Data supplied:

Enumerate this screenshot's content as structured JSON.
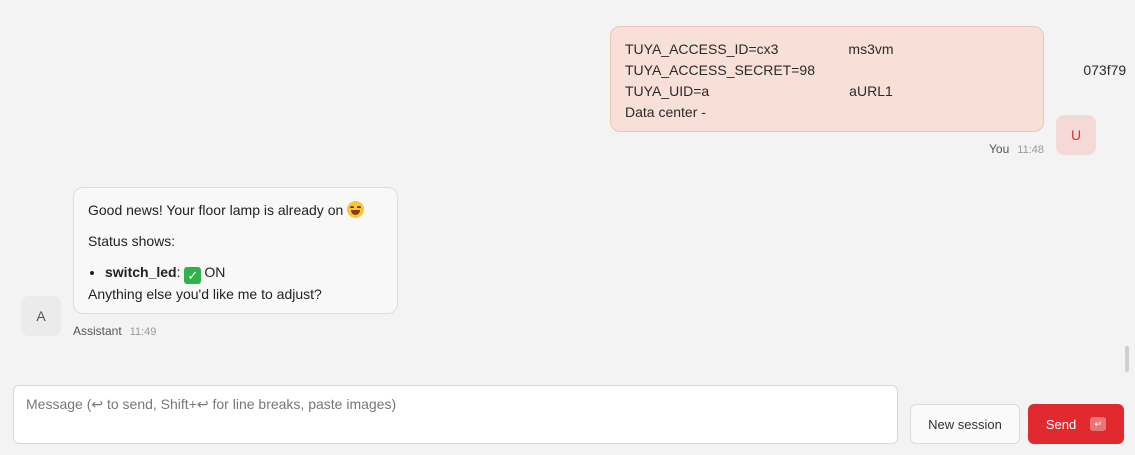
{
  "conversation": {
    "user_message": {
      "lines": [
        "TUYA_ACCESS_ID=cx3                  ms3vm",
        "TUYA_ACCESS_SECRET=98                                                                     073f79",
        "TUYA_UID=a                                    aURL1",
        "Data center - "
      ],
      "sender": "You",
      "time": "11:48",
      "avatar_letter": "U"
    },
    "assistant_message": {
      "greeting": "Good news! Your floor lamp is already on ",
      "status_heading": "Status shows:",
      "status_key": "switch_led",
      "status_sep": ": ",
      "status_value": "ON",
      "follow_up": "Anything else you'd like me to adjust?",
      "sender": "Assistant",
      "time": "11:49",
      "avatar_letter": "A"
    }
  },
  "input": {
    "placeholder": "Message (↩ to send, Shift+↩ for line breaks, paste images)",
    "value": ""
  },
  "buttons": {
    "new_session": "New session",
    "send": "Send",
    "send_shortcut": "↵"
  },
  "icons": {
    "laugh": "tears-of-joy-emoji-icon",
    "check": "check-mark-icon"
  },
  "colors": {
    "accent": "#e02a2f",
    "user_bubble": "#f8e0d8",
    "user_avatar_text": "#d8313a"
  }
}
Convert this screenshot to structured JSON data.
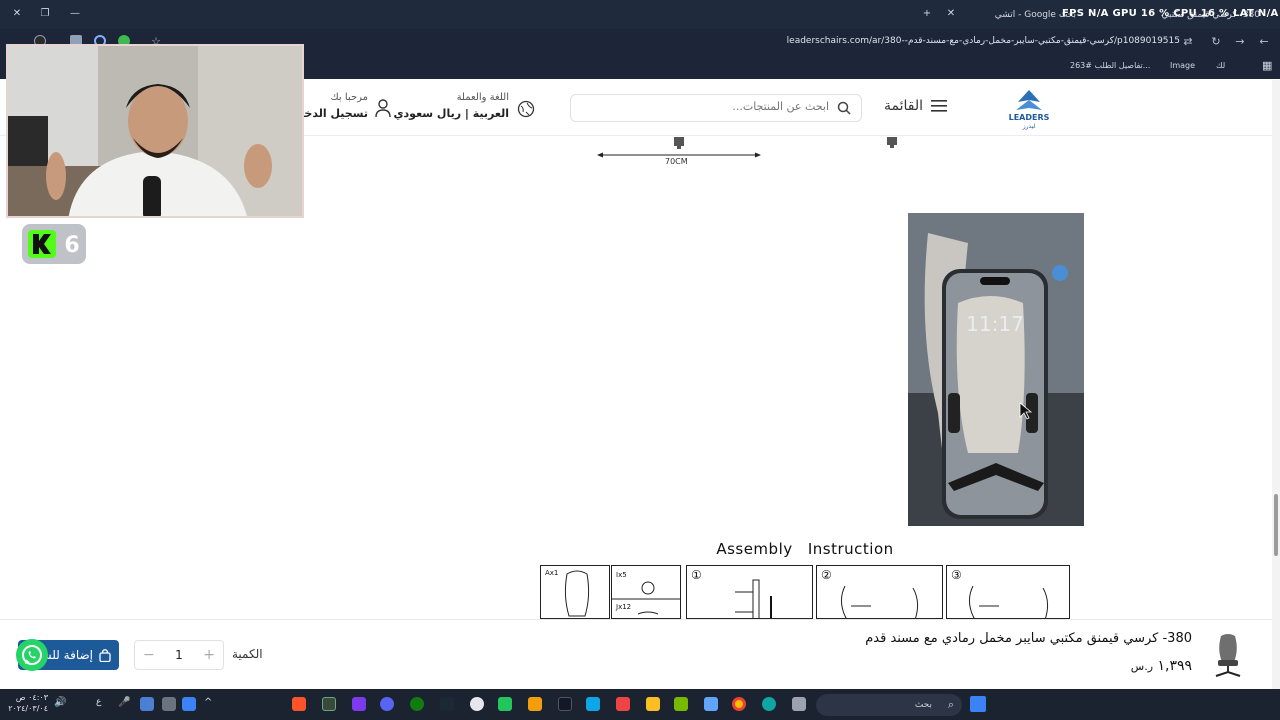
{
  "browser": {
    "tabs": [
      {
        "title": "بحث Google - اتشي"
      },
      {
        "title": "380- كرسي قيمنق مكتبي"
      }
    ],
    "overlay_stats": "FPS N/A  GPU 16 %  CPU 16 %  LAT N/A",
    "url": "leaderschairs.com/ar/380--كرسي-قيمنق-مكتبي-سايبر-مخمل-رمادي-مع-مسند-قدم/p1089019515",
    "bookmarks": [
      "تفاصيل الطلب #263...",
      "Image",
      "لك"
    ]
  },
  "header": {
    "logo_text": "LEADERS",
    "logo_sub": "ليدرز",
    "menu_label": "القائمة",
    "search_placeholder": "ابحث عن المنتجات...",
    "language_title": "اللغة والعملة",
    "language_value": "العربية  |  ريال سعودي",
    "welcome": "مرحبا بك",
    "login": "تسجيل الدخول"
  },
  "content": {
    "dimension_label": "70CM",
    "video_time": "11:17",
    "assembly_title": "Assembly Instruction",
    "assembly_parts": [
      {
        "label": "Ax1"
      },
      {
        "label": "Ix5",
        "label2": "Jx12"
      },
      {
        "label": "①"
      },
      {
        "label": "②"
      },
      {
        "label": "③"
      }
    ]
  },
  "webcam": {
    "badge_count": "6"
  },
  "sticky_bar": {
    "product_name": "380- كرسي قيمنق مكتبي سايبر مخمل رمادي مع مسند قدم",
    "price": "١,٣٩٩",
    "currency": "ر.س",
    "quantity_label": "الكمية",
    "quantity": "1",
    "add_to_cart": "إضافة للسلة"
  },
  "taskbar": {
    "search_placeholder": "بحث",
    "clock_time": "٠٤:٠٣ ص",
    "clock_date": "٢٠٢٤/٠٣/٠٤"
  },
  "colors": {
    "accent": "#1d5a9a",
    "whatsapp": "#25d366",
    "chrome_bg": "#1f2a3d"
  }
}
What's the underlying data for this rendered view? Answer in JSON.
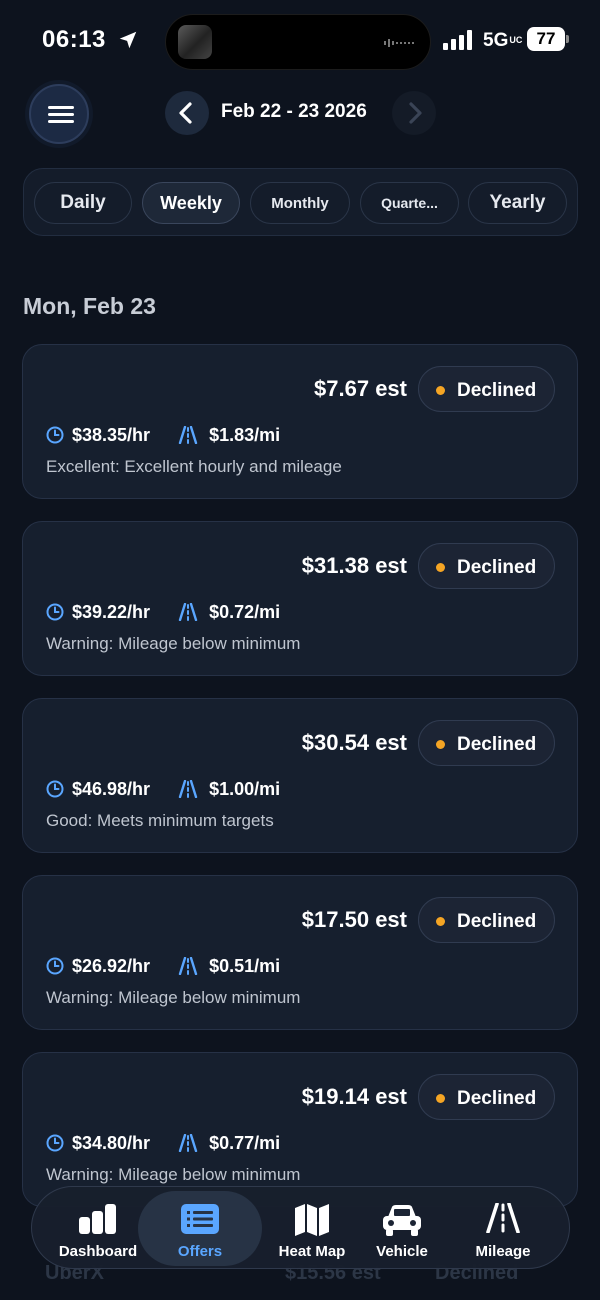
{
  "status_bar": {
    "time": "06:13",
    "network": "5G",
    "network_suffix": "UC",
    "battery": "77"
  },
  "header": {
    "date_range": "Feb 22 - 23 2026"
  },
  "period_tabs": [
    {
      "label": "Daily",
      "active": false
    },
    {
      "label": "Weekly",
      "active": true
    },
    {
      "label": "Monthly",
      "active": false
    },
    {
      "label": "Quarte...",
      "active": false
    },
    {
      "label": "Yearly",
      "active": false
    }
  ],
  "day_heading": "Mon, Feb 23",
  "offers": [
    {
      "est": "$7.67 est",
      "status": "Declined",
      "hourly": "$38.35/hr",
      "per_mile": "$1.83/mi",
      "note": "Excellent: Excellent hourly and mileage"
    },
    {
      "est": "$31.38 est",
      "status": "Declined",
      "hourly": "$39.22/hr",
      "per_mile": "$0.72/mi",
      "note": "Warning: Mileage below minimum"
    },
    {
      "est": "$30.54 est",
      "status": "Declined",
      "hourly": "$46.98/hr",
      "per_mile": "$1.00/mi",
      "note": "Good: Meets minimum targets"
    },
    {
      "est": "$17.50 est",
      "status": "Declined",
      "hourly": "$26.92/hr",
      "per_mile": "$0.51/mi",
      "note": "Warning: Mileage below minimum"
    },
    {
      "est": "$19.14 est",
      "status": "Declined",
      "hourly": "$34.80/hr",
      "per_mile": "$0.77/mi",
      "note": "Warning: Mileage below minimum"
    }
  ],
  "partial_offer": {
    "label": "UberX",
    "est": "$15.56 est",
    "status": "Declined"
  },
  "bottom_nav": [
    {
      "label": "Dashboard",
      "icon": "bar-chart-icon",
      "active": false
    },
    {
      "label": "Offers",
      "icon": "list-icon",
      "active": true
    },
    {
      "label": "Heat Map",
      "icon": "map-icon",
      "active": false
    },
    {
      "label": "Vehicle",
      "icon": "car-icon",
      "active": false
    },
    {
      "label": "Mileage",
      "icon": "road-icon",
      "active": false
    }
  ],
  "colors": {
    "background": "#0d131e",
    "card": "#161f2e",
    "accent": "#5aa6ff",
    "status_dot": "#f5a524"
  }
}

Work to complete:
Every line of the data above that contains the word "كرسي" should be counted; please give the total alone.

Solution to the exercise:
3